I know from experience that China and Arnica are two of the principal remedies for gout; China for swelling of the knee and foot and aggravation of the pain by contact; and Arnica for inflammatory, or rather erysipelatous swelling of the joints, with sensation of great uneasiness in the parts, obliging one to move them constantly, and sensation as if they were lying too hard: the patient looks pale and livid. Arnica is likewise useful in erratic gout.

In arthritic panaritia and swelling of the joints of the fingers, Mercurius and the south pole of the magnet deserve particular attention. For nodous gout, when another acute paroxysm sets in, Staphysagria is very useful. Bryonia is excellent in arthritic swelling of the foot, with redness and heat of the affected parts. Ledum, Arnica, Sabina and Veratrum are particularly suitable for podagra, when the big toe is affected. Arnica is the best remedy for an arthritic, numb pain in the joint of the big toe, as if sprained, and attended with redness; also for an indescribable pain in the affected foot, as if from internal uneasiness, as if the part were lying too hard, obliging one to move the part to and fro.

Sulphur, second, third, or fourth trituration, is excellent for swelling, redness, heat, pain of the affected part, particularly violent in bed.

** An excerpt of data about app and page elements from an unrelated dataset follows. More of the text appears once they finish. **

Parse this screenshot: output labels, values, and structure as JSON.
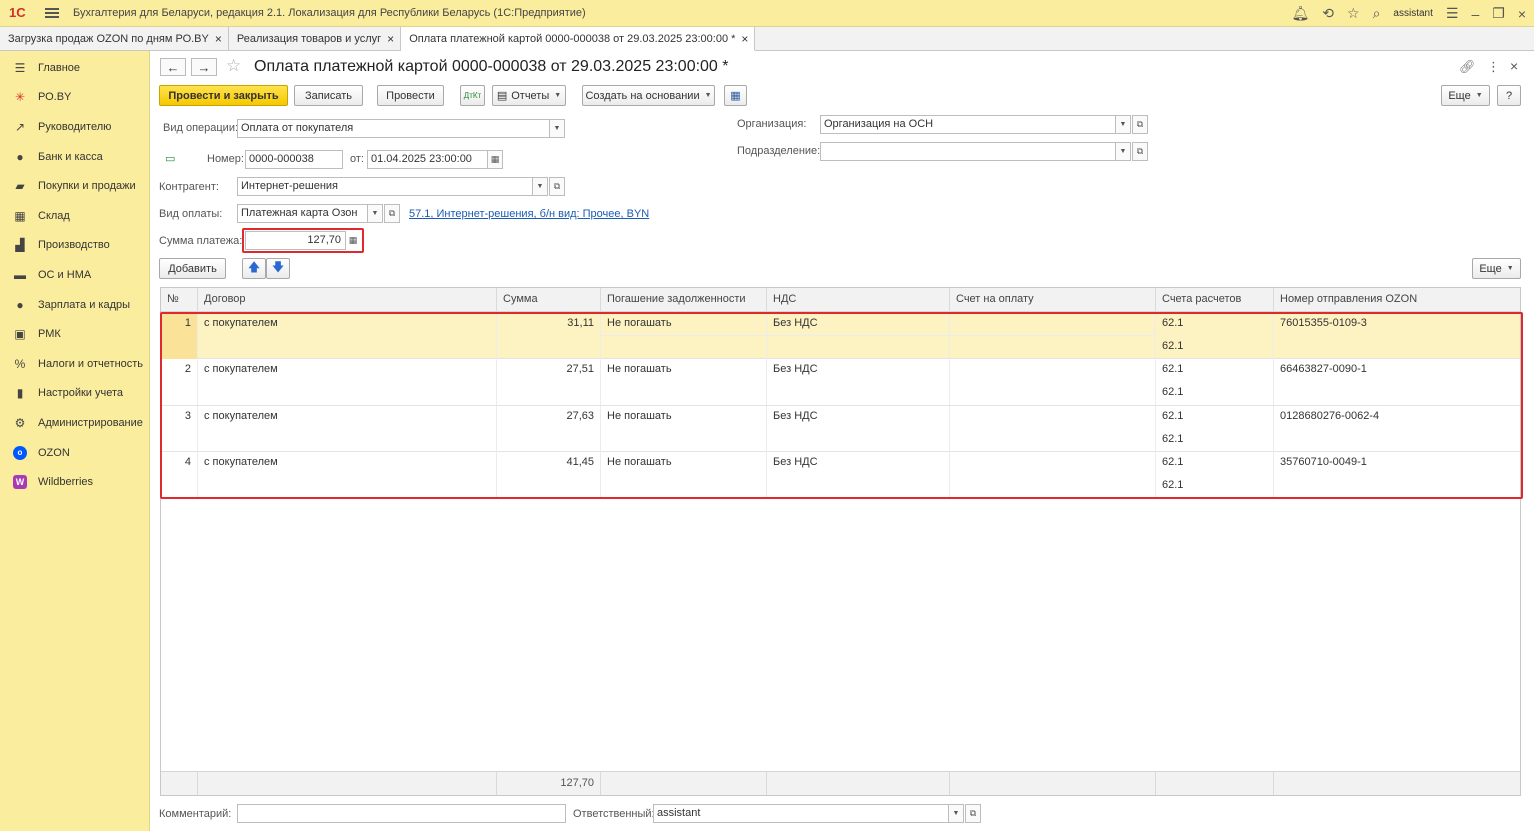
{
  "app": {
    "logo": "1С",
    "title": "Бухгалтерия для Беларуси, редакция 2.1. Локализация для Республики Беларусь   (1С:Предприятие)",
    "user": "assistant"
  },
  "tabs": [
    {
      "label": "Загрузка продаж OZON по дням РО.BY"
    },
    {
      "label": "Реализация товаров и услуг"
    },
    {
      "label": "Оплата платежной картой 0000-000038 от 29.03.2025 23:00:00 *"
    }
  ],
  "sidebar": {
    "items": [
      {
        "label": "Главное",
        "icon": "menu-icon"
      },
      {
        "label": "РО.BY",
        "icon": "star-burst-icon"
      },
      {
        "label": "Руководителю",
        "icon": "trend-icon"
      },
      {
        "label": "Банк и касса",
        "icon": "coin-icon"
      },
      {
        "label": "Покупки и продажи",
        "icon": "cart-icon"
      },
      {
        "label": "Склад",
        "icon": "warehouse-icon"
      },
      {
        "label": "Производство",
        "icon": "factory-icon"
      },
      {
        "label": "ОС и НМА",
        "icon": "truck-icon"
      },
      {
        "label": "Зарплата и кадры",
        "icon": "person-icon"
      },
      {
        "label": "РМК",
        "icon": "register-icon"
      },
      {
        "label": "Налоги и отчетность",
        "icon": "percent-icon"
      },
      {
        "label": "Настройки учета",
        "icon": "book-icon"
      },
      {
        "label": "Администрирование",
        "icon": "gear-icon"
      },
      {
        "label": "OZON",
        "icon": "ozon-icon"
      },
      {
        "label": "Wildberries",
        "icon": "wildberries-icon"
      }
    ]
  },
  "document": {
    "title": "Оплата платежной картой 0000-000038 от 29.03.2025 23:00:00 *",
    "toolbar": {
      "post_close": "Провести и закрыть",
      "save": "Записать",
      "post": "Провести",
      "reports": "Отчеты",
      "create_based": "Создать на основании",
      "more": "Еще",
      "help": "?"
    },
    "fields": {
      "operation_label": "Вид операции:",
      "operation_value": "Оплата от покупателя",
      "number_label": "Номер:",
      "number_value": "0000-000038",
      "from_label": "от:",
      "date_value": "01.04.2025 23:00:00",
      "counterparty_label": "Контрагент:",
      "counterparty_value": "Интернет-решения",
      "payment_type_label": "Вид оплаты:",
      "payment_type_value": "Платежная карта Озон",
      "payment_link": "57.1, Интернет-решения, б/н вид: Прочее, BYN",
      "amount_label": "Сумма платежа:",
      "amount_value": "127,70",
      "organization_label": "Организация:",
      "organization_value": "Организация на ОСН",
      "division_label": "Подразделение:",
      "division_value": "",
      "comment_label": "Комментарий:",
      "comment_value": "",
      "responsible_label": "Ответственный:",
      "responsible_value": "assistant"
    },
    "table": {
      "add": "Добавить",
      "more": "Еще",
      "columns": [
        "№",
        "Договор",
        "Сумма",
        "Погашение задолженности",
        "НДС",
        "Счет на оплату",
        "Счета расчетов",
        "Номер отправления OZON"
      ],
      "rows": [
        {
          "n": "1",
          "contract": "с покупателем",
          "sum": "31,11",
          "repay": "Не погашать",
          "vat": "Без НДС",
          "invoice": "",
          "acc1": "62.1",
          "acc2": "62.1",
          "ozon": "76015355-0109-3"
        },
        {
          "n": "2",
          "contract": "с покупателем",
          "sum": "27,51",
          "repay": "Не погашать",
          "vat": "Без НДС",
          "invoice": "",
          "acc1": "62.1",
          "acc2": "62.1",
          "ozon": "66463827-0090-1"
        },
        {
          "n": "3",
          "contract": "с покупателем",
          "sum": "27,63",
          "repay": "Не погашать",
          "vat": "Без НДС",
          "invoice": "",
          "acc1": "62.1",
          "acc2": "62.1",
          "ozon": "0128680276-0062-4"
        },
        {
          "n": "4",
          "contract": "с покупателем",
          "sum": "41,45",
          "repay": "Не погашать",
          "vat": "Без НДС",
          "invoice": "",
          "acc1": "62.1",
          "acc2": "62.1",
          "ozon": "35760710-0049-1"
        }
      ],
      "total": "127,70"
    }
  },
  "colors": {
    "accent_yellow": "#fbed9e",
    "primary_button": "#f5c800",
    "highlight_red": "#e0282f",
    "link": "#1a5bb3"
  }
}
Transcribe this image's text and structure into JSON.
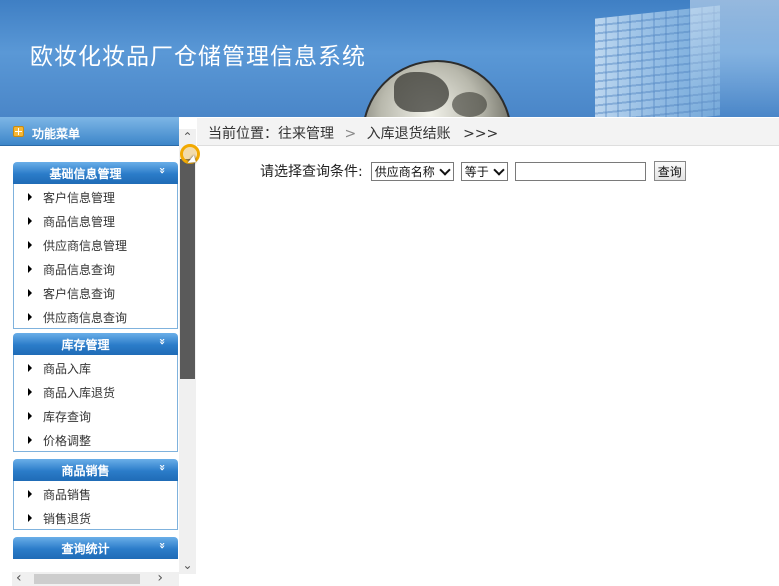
{
  "header": {
    "title": "欧妆化妆品厂仓储管理信息系统"
  },
  "sidebar": {
    "header_label": "功能菜单",
    "groups": [
      {
        "title": "基础信息管理",
        "items": [
          "客户信息管理",
          "商品信息管理",
          "供应商信息管理",
          "商品信息查询",
          "客户信息查询",
          "供应商信息查询"
        ]
      },
      {
        "title": "库存管理",
        "items": [
          "商品入库",
          "商品入库退货",
          "库存查询",
          "价格调整"
        ]
      },
      {
        "title": "商品销售",
        "items": [
          "商品销售",
          "销售退货"
        ]
      },
      {
        "title": "查询统计",
        "items": []
      }
    ],
    "chevron": "»"
  },
  "breadcrumb": {
    "prefix": "当前位置：往来管理",
    "separator": ">",
    "current": "入库退货结账",
    "tail": ">>>"
  },
  "query": {
    "label": "请选择查询条件:",
    "field_select": "供应商名称",
    "operator_select": "等于",
    "value": "",
    "button": "查询"
  },
  "colors": {
    "banner": "#4a86c8",
    "group_header": "#2b7cc9",
    "menu_header": "#5a9ad6"
  }
}
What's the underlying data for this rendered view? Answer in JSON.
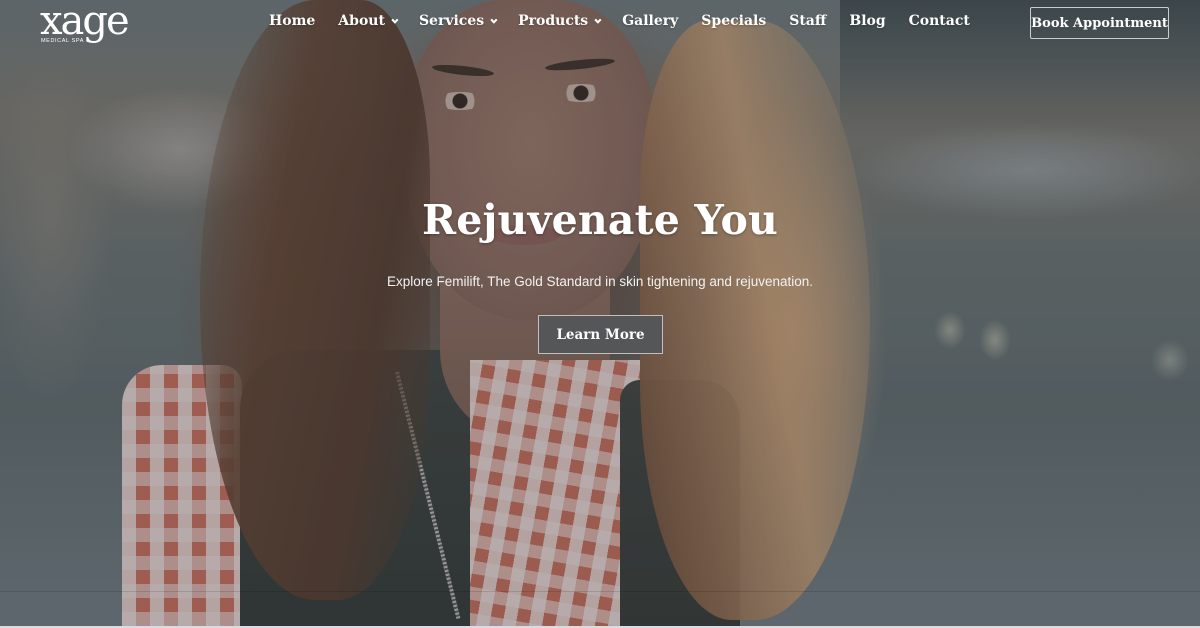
{
  "brand": {
    "logo_word": "xage",
    "logo_subtitle": "MEDICAL SPA"
  },
  "nav": {
    "items": [
      {
        "label": "Home",
        "has_dropdown": false
      },
      {
        "label": "About",
        "has_dropdown": true
      },
      {
        "label": "Services",
        "has_dropdown": true
      },
      {
        "label": "Products",
        "has_dropdown": true
      },
      {
        "label": "Gallery",
        "has_dropdown": false
      },
      {
        "label": "Specials",
        "has_dropdown": false
      },
      {
        "label": "Staff",
        "has_dropdown": false
      },
      {
        "label": "Blog",
        "has_dropdown": false
      },
      {
        "label": "Contact",
        "has_dropdown": false
      }
    ],
    "cta_label": "Book Appointment"
  },
  "hero": {
    "title": "Rejuvenate You",
    "subtitle": "Explore Femilift, The Gold Standard in skin tightening and rejuvenation.",
    "button_label": "Learn More",
    "background_description": "Woman with long wavy auburn hair wearing red-and-white gingham shirt and dark vest, blurred street background, grey overlay"
  },
  "colors": {
    "overlay": "#5d6a70",
    "text": "#ffffff",
    "button_bg": "#545657",
    "button_border": "#bfbfbf"
  }
}
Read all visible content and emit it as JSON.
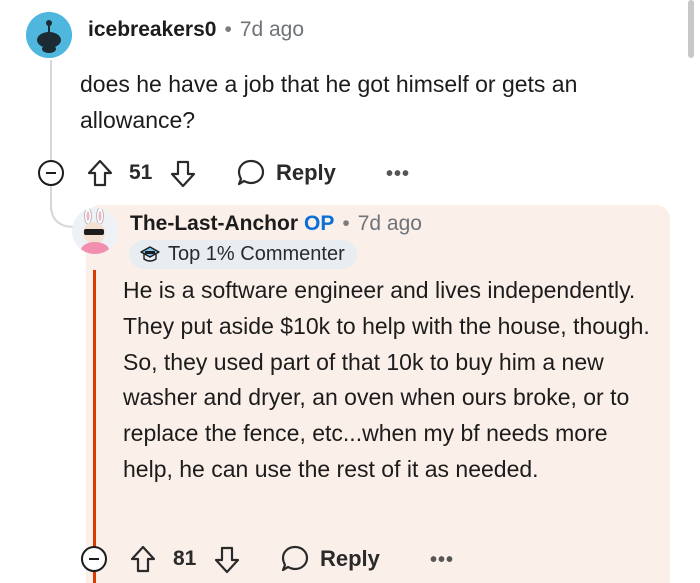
{
  "comment1": {
    "username": "icebreakers0",
    "separator": "•",
    "time": "7d ago",
    "body": "does he have a job that he got himself or gets an allowance?",
    "votes": "51",
    "reply_label": "Reply",
    "more_label": "•••"
  },
  "comment2": {
    "username": "The-Last-Anchor",
    "op_badge": "OP",
    "separator": "•",
    "time": "7d ago",
    "flair": "Top 1% Commenter",
    "body": "He is a software engineer and lives independently. They put aside $10k to help with the house, though. So, they used part of that 10k to buy him a new washer and dryer, an oven when ours broke, or to replace the fence, etc...when my bf needs more help, he can use the rest of it as needed.",
    "votes": "81",
    "reply_label": "Reply",
    "more_label": "•••"
  },
  "colors": {
    "op_accent": "#d93a00",
    "op_badge": "#0a6fd6",
    "op_background": "#fbefe9",
    "avatar1": "#4fb6dd"
  },
  "icons": [
    "upvote-icon",
    "downvote-icon",
    "reply-icon",
    "more-icon",
    "collapse-icon",
    "flair-icon"
  ]
}
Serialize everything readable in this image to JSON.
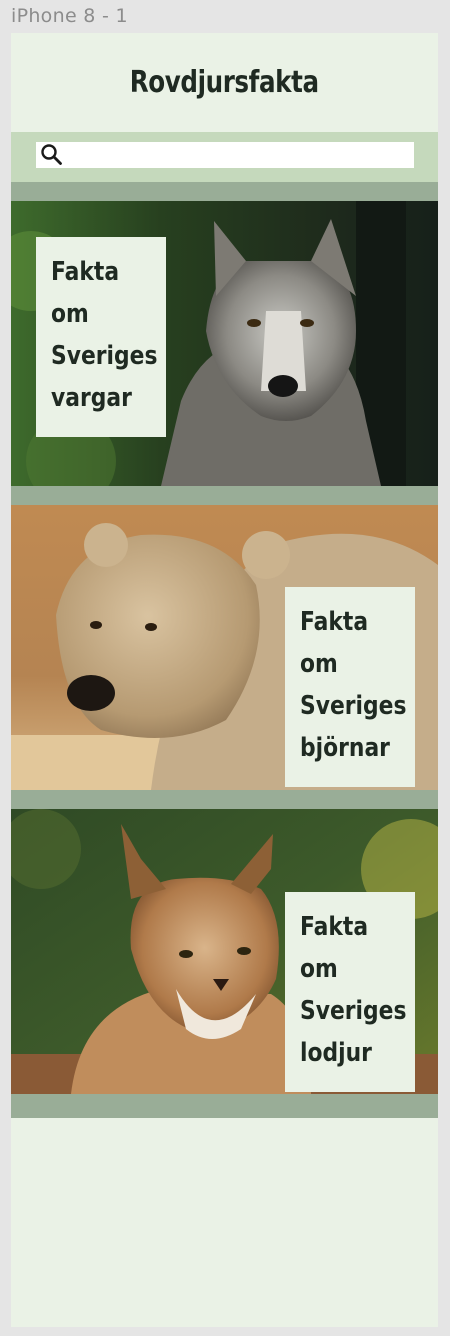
{
  "frame": {
    "label": "iPhone 8 - 1"
  },
  "header": {
    "title": "Rovdjursfakta"
  },
  "search": {
    "placeholder": "",
    "value": "",
    "icon": "search-icon"
  },
  "cards": [
    {
      "animal": "wolf",
      "lines": [
        "Fakta",
        "om",
        "Sveriges",
        "vargar"
      ]
    },
    {
      "animal": "bear",
      "lines": [
        "Fakta",
        "om",
        "Sveriges",
        "björnar"
      ]
    },
    {
      "animal": "lynx",
      "lines": [
        "Fakta",
        "om",
        "Sveriges",
        "lodjur"
      ]
    }
  ],
  "colors": {
    "background": "#eaf2e6",
    "search_band": "#c5d9bc",
    "separator": "#99ad97",
    "text": "#1f2a22"
  }
}
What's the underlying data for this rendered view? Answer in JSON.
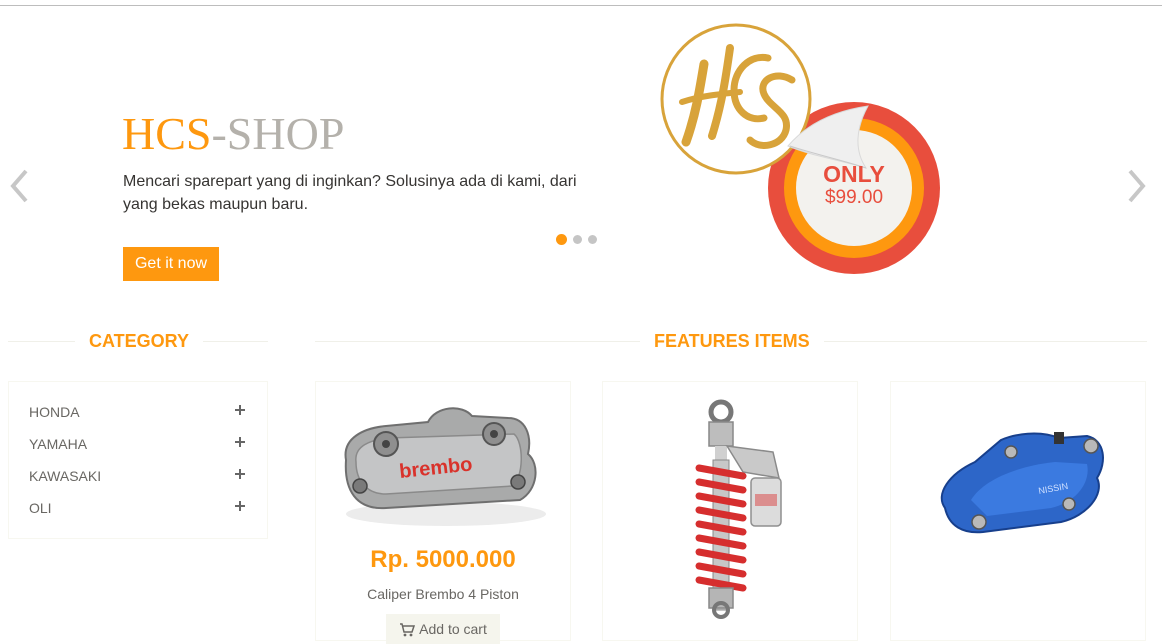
{
  "slider": {
    "brand_part1": "HCS",
    "brand_part2": "-SHOP",
    "tagline": "Mencari sparepart yang di inginkan? Solusinya ada di kami, dari yang bekas maupun baru.",
    "cta_label": "Get it now",
    "logo_text": "HCS",
    "badge_only": "ONLY",
    "badge_price": "$99.00",
    "active_slide": 1,
    "slide_count": 3
  },
  "category": {
    "title": "CATEGORY",
    "items": [
      {
        "label": "HONDA"
      },
      {
        "label": "YAMAHA"
      },
      {
        "label": "KAWASAKI"
      },
      {
        "label": "OLI"
      }
    ]
  },
  "features": {
    "title": "FEATURES ITEMS",
    "products": [
      {
        "price": "Rp. 5000.000",
        "name": "Caliper Brembo 4 Piston",
        "button": "Add to cart"
      },
      {
        "price": "",
        "name": "",
        "button": ""
      },
      {
        "price": "",
        "name": "",
        "button": ""
      }
    ]
  },
  "colors": {
    "accent": "#fe980f",
    "badge_red": "#e84e3d",
    "text": "#696763"
  }
}
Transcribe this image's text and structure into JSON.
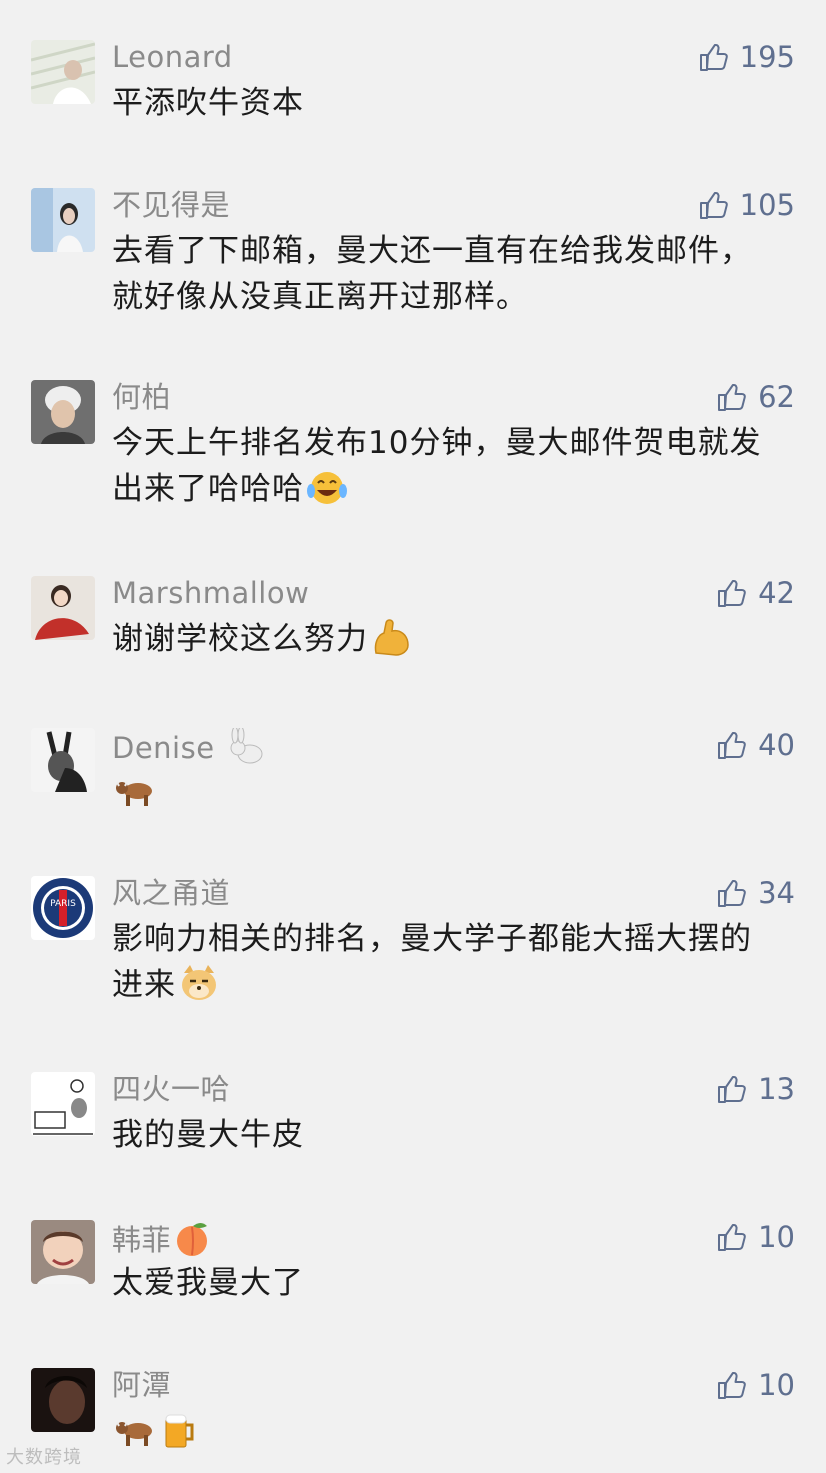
{
  "comments": [
    {
      "name": "Leonard",
      "likes": "195",
      "text": "平添吹牛资本"
    },
    {
      "name": "不见得是",
      "likes": "105",
      "text": "去看了下邮箱，曼大还一直有在给我发邮件，",
      "text2": "就好像从没真正离开过那样。"
    },
    {
      "name": "何柏",
      "likes": "62",
      "text": "今天上午排名发布10分钟，曼大邮件贺电就发",
      "text2": "出来了哈哈哈"
    },
    {
      "name": "Marshmallow",
      "likes": "42",
      "text": "谢谢学校这么努力"
    },
    {
      "name": "Denise",
      "likes": "40",
      "text": ""
    },
    {
      "name": "风之甬道",
      "likes": "34",
      "text": "影响力相关的排名，曼大学子都能大摇大摆的",
      "text2": "进来"
    },
    {
      "name": "四火一哈",
      "likes": "13",
      "text": "我的曼大牛皮"
    },
    {
      "name": "韩菲",
      "likes": "10",
      "text": "太爱我曼大了"
    },
    {
      "name": "阿潭",
      "likes": "10",
      "text": ""
    }
  ],
  "avatar_badges": {
    "psg": "PARIS"
  },
  "watermark": "大数跨境",
  "icons": {
    "like": "thumbs-up-icon",
    "emoji": [
      "tears-of-joy-emoji",
      "flexed-biceps-emoji",
      "rabbit-emoji",
      "ox-emoji",
      "doge-emoji",
      "peach-emoji",
      "beer-emoji"
    ]
  },
  "colors": {
    "background": "#f1f1f1",
    "name": "#8a8a8a",
    "like": "#5f6f8f",
    "text": "#1c1c1c"
  }
}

In podagra, Sulphur sometimes relieves the most acute pain in a few hours. When the pain in the ball of the big toe had been excited by friction or pressure of the boot, Arnica is the best remedy. Some propose to use a very high dilution of Arnica for that kind of pain, and if some rigidity of the knee-joint should remain, to remove it with Colocynth and Graphites.

Rhododendron is frequently useful after the inflammatory symptoms have been removed by Aconite, Arnica, Sulphur, etc.

Causticum has been employed for nodous gout, or gouty concretions, with apparent anchyjosis.

The affected part should be wrapt in flannel, oil-silk, or new wool, to promote perspiration.

§ 175. Gout is sometimes complicated with various symptoms indicating a disturbance of the reproductive functions. Sometimes the arthritic affection shifts to other organs, causing,

(1.) Ophthalmitis arthritica, which is recognised by the fact that it appears simultaneously with or after the sudden disappearance of arthritic pains. Its symptoms are, a dark redness of the opthalmic arteries, stinging, pressure, photophobia, and lachrymation. It generally affects the cornea, which is dim and exquisitely painful. This kind of ophthalmitis is disposed to terminate in internal exudations and suppuration, causing perforations in the cornea, and resulting in staphyloma, leucoma, prolapsus iridis, etc.

The remedies for this disease are various: they are, Acon., Bellad., Nux v., Puls., Antim. cr., Chamom., Dig., Cann., Rhus t., Mercur., Veratr., Euphras., Crocus, Colocynth, Spig., Hep. s., Cale, c, Phosphorus, Silic, Caust., etc. We shall refer to this disease in treating of inflammation of the eye.

(2.) Inflammation of other organs, gastritis, hepatitis, nephritis, encephalitis, etc., which require to be treated in the manner indicated in their respective chapters.

(3.) Metastasis and metaschematismus to other organs, such as obstinate constipation, cardialgia, induration of the stomach, chronic vomiting, to be treated with Nux v., Bryo., Veratr., Slaphys., Coee, Bell., Puls., Tart, emet., Ipec, Ars., Lye, Natr. mur., etc.